ARD:  Your book, A Prairie Tale, was a bestseller – I loved it, by the way – and now you’re about to publish a cookbook.  Are they your own recipe creations, or a collection of yours and family/friends? Comfort food, fancy food…gluten free food?  I’ve heard you’re a fabulous cook.  

MG:  Ah yes. It’s more than a cookbook, it’s also part scrapbook filled with memories and behind the scenes pictures from Little House. The recipes are all mine. All comfort foods. It’s called My Prairie Cookbook. It will be released around the 40th anniversary of the first airing of the show.

ARD:  Recently you’ve been working on a movie that deals with bipolar disorder (I myself am bipolar II), and I’m really looking forward to seeing it. Can you talk a little about your character and the story, and how your perspective on bipolar disorder was affected as a result of the story?

MG:  I can’t really talk about it much because I don’t know what is going to happen with it or when. It’s a really tiny independent feature...really tiny. It’s called One Song. Sally Kellerman and Mike Farrell play my parents in it. I play the black sheep of the family. In and out of facilities to deal with bi-polar disorder.

I come home unannounced and off meds but that part isn’t revealed until a big family dinner where my character comes in and just wrecks the meal.
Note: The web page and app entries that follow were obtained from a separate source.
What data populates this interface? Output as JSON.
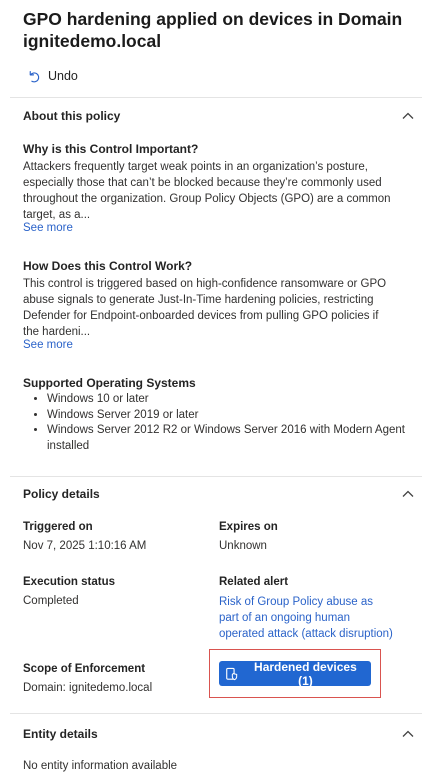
{
  "title": "GPO hardening applied on devices in Domain ignitedemo.local",
  "undo_label": "Undo",
  "about": {
    "header": "About this policy",
    "why_heading": "Why is this Control Important?",
    "why_text": "Attackers frequently target weak points in an organization’s posture, especially those that can’t be blocked because they’re commonly used throughout the organization. Group Policy Objects (GPO) are a common target, as a...",
    "why_see_more": "See more",
    "how_heading": "How Does this Control Work?",
    "how_text": "This control is triggered based on high-confidence ransomware or GPO abuse signals to generate Just-In-Time hardening policies, restricting Defender for Endpoint-onboarded devices from pulling GPO policies if the hardeni...",
    "how_see_more": "See more",
    "os_heading": "Supported Operating Systems",
    "os_items": [
      "Windows 10 or later",
      "Windows Server 2019 or later",
      "Windows Server 2012 R2 or Windows Server 2016 with Modern Agent installed"
    ]
  },
  "policy": {
    "header": "Policy details",
    "triggered_label": "Triggered on",
    "triggered_value": "Nov 7, 2025 1:10:16 AM",
    "expires_label": "Expires on",
    "expires_value": "Unknown",
    "exec_label": "Execution status",
    "exec_value": "Completed",
    "alert_label": "Related alert",
    "alert_value": "Risk of Group Policy abuse as part of an ongoing human operated attack (attack disruption)",
    "scope_label": "Scope of Enforcement",
    "scope_value": "Domain: ignitedemo.local",
    "hardened_button": "Hardened devices (1)"
  },
  "entity": {
    "header": "Entity details",
    "empty_text": "No entity information available"
  },
  "colors": {
    "link": "#2b63c9",
    "primary_button": "#2167d1",
    "highlight_box": "#d9534f"
  },
  "icons": {
    "undo": "undo-icon",
    "chevron": "chevron-up-icon",
    "device": "devices-icon"
  }
}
I did extensive research. Watched hours of favorite is Stephen Fry’s. I just love him. I also watched every film that had a character in it that either had bi=polar disorder or some undiagnosed iteration of it. I wanted to watch other actors’ interpretations. See how deep they went or not. I loved Richard Gere in Mr. Jones, and of course Jessica Lange in Frances
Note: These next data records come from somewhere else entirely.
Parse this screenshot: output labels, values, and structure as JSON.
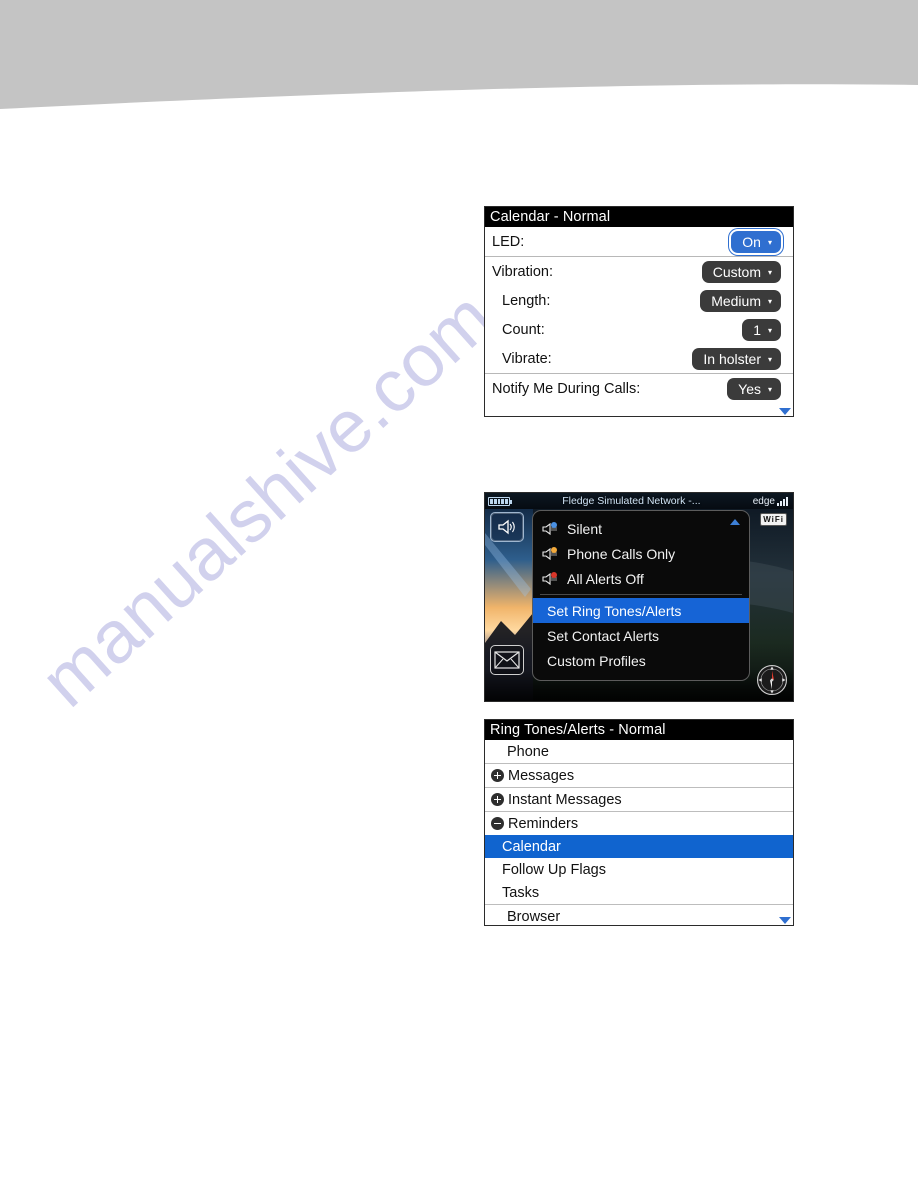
{
  "page": {
    "background_color": "#ffffff",
    "banner_color": "#c4c4c4",
    "watermark_text": "manualshive.com"
  },
  "panel_calendar": {
    "title": "Calendar - Normal",
    "rows": [
      {
        "label": "LED:",
        "value": "On",
        "indent": false,
        "selected": true
      },
      {
        "label": "Vibration:",
        "value": "Custom",
        "indent": false,
        "selected": false
      },
      {
        "label": "Length:",
        "value": "Medium",
        "indent": true,
        "selected": false
      },
      {
        "label": "Count:",
        "value": "1",
        "indent": true,
        "selected": false
      },
      {
        "label": "Vibrate:",
        "value": "In holster",
        "indent": true,
        "selected": false
      },
      {
        "label": "Notify Me During Calls:",
        "value": "Yes",
        "indent": false,
        "selected": false
      }
    ],
    "caret_glyph": "▾",
    "scroll_down_icon": "scroll-down-arrow-icon",
    "selected_color": "#2f6fd0",
    "dropdown_color": "#3b3b3b"
  },
  "panel_home": {
    "status_bar": {
      "network_name": "Fledge Simulated Network -...",
      "edge_label": "edge",
      "battery_icon": "battery-icon",
      "signal_icon": "signal-bars-icon"
    },
    "wallpaper_alt": "sunset-mountain-wallpaper",
    "left_icons": [
      {
        "name": "speaker-profile-icon",
        "glyph": "🔊"
      },
      {
        "name": "messages-envelope-icon",
        "glyph": "✉"
      }
    ],
    "wifi_badge": "WiFi",
    "compass_icon": "compass-icon",
    "menu": {
      "scroll_up_icon": "menu-scroll-up-arrow-icon",
      "items": [
        {
          "label": "Silent",
          "icon": "speaker-silent-icon",
          "badge_color": "#4a90e2",
          "highlight": false
        },
        {
          "label": "Phone Calls Only",
          "icon": "speaker-phone-only-icon",
          "badge_color": "#f2a93b",
          "highlight": false
        },
        {
          "label": "All Alerts Off",
          "icon": "speaker-muted-icon",
          "badge_color": "#d8362a",
          "highlight": false
        },
        {
          "label": "Set Ring Tones/Alerts",
          "icon": null,
          "badge_color": null,
          "highlight": true
        },
        {
          "label": "Set Contact Alerts",
          "icon": null,
          "badge_color": null,
          "highlight": false
        },
        {
          "label": "Custom Profiles",
          "icon": null,
          "badge_color": null,
          "highlight": false
        }
      ],
      "highlight_color": "#1664d6"
    }
  },
  "panel_ringtones": {
    "title": "Ring Tones/Alerts - Normal",
    "rows": [
      {
        "label": "Phone",
        "marker": "none",
        "level": "lead",
        "highlight": false
      },
      {
        "label": "Messages",
        "marker": "plus",
        "level": "top",
        "highlight": false
      },
      {
        "label": "Instant Messages",
        "marker": "plus",
        "level": "top",
        "highlight": false
      },
      {
        "label": "Reminders",
        "marker": "minus",
        "level": "top",
        "highlight": false
      },
      {
        "label": "Calendar",
        "marker": "none",
        "level": "child",
        "highlight": true
      },
      {
        "label": "Follow Up Flags",
        "marker": "none",
        "level": "child",
        "highlight": false
      },
      {
        "label": "Tasks",
        "marker": "none",
        "level": "child",
        "highlight": false
      },
      {
        "label": "Browser",
        "marker": "none",
        "level": "lead",
        "highlight": false
      }
    ],
    "scroll_down_icon": "scroll-down-arrow-icon",
    "highlight_color": "#1064cf"
  }
}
ARD:  Now that you’re in Michigan and out of the Hollywood orbit, so to speak, what’s the plan? You’re not retiring, are you?
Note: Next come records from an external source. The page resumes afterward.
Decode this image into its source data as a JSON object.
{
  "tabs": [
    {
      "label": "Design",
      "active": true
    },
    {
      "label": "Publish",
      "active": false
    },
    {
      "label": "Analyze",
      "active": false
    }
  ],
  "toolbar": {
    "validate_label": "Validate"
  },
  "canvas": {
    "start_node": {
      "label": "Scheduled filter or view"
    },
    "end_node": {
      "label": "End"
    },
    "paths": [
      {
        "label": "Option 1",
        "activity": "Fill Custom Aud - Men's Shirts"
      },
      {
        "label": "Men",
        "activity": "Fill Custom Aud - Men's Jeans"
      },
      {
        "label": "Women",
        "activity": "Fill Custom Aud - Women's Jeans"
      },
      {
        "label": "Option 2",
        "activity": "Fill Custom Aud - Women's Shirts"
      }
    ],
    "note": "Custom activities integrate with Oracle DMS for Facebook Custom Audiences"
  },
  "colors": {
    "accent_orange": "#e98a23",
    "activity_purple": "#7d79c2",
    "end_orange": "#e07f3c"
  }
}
MG:  Oh hell no!! Tim and I have a film in development here… a couple actually. We also have a series in the process of being written that we will likely pitch next year. We are also on the verge of starting a theater company here in our little town. We have loads of plans. Don’t know that I’ll ever retire but, in about 10 years, I’m going to let my hair go as white as it wants.

That’ll be me…the lady with the long white braid down her back walking from her home to her office to her theater to do yet another show, while the latest film they produced is in post at their post production facility down the street…stopping to get a chai at the coffee house and make out with her husband.

Of course, I will be followed by my dogs….that will never change.

 Melissa's book, A Prairie Tale, can be purchased at Amazon 

1 comment:

MyWife'sKids'Dad said...

Thanks Angela, I enjoyed the interview and the way you presented it here. I happen to live in that little Michigan town Melissa now calls home. And seeing our small corner of the world through her eyes has been fascinating for me. Her delight is sort of like giving a gift to someone. You know what's in the box but their discovery as they peal away the wrapping makes it ten times better. You're drawn in to their wonder. These are contagious things; wonder, enthusiasm, excitement...And so I find myself counting my own blessings - rediscovering my own town. Looking ahead, I'm eager to see what Melissa & Tim will bring home to our community. And I'm just as eager to see how our community might forever change them as well!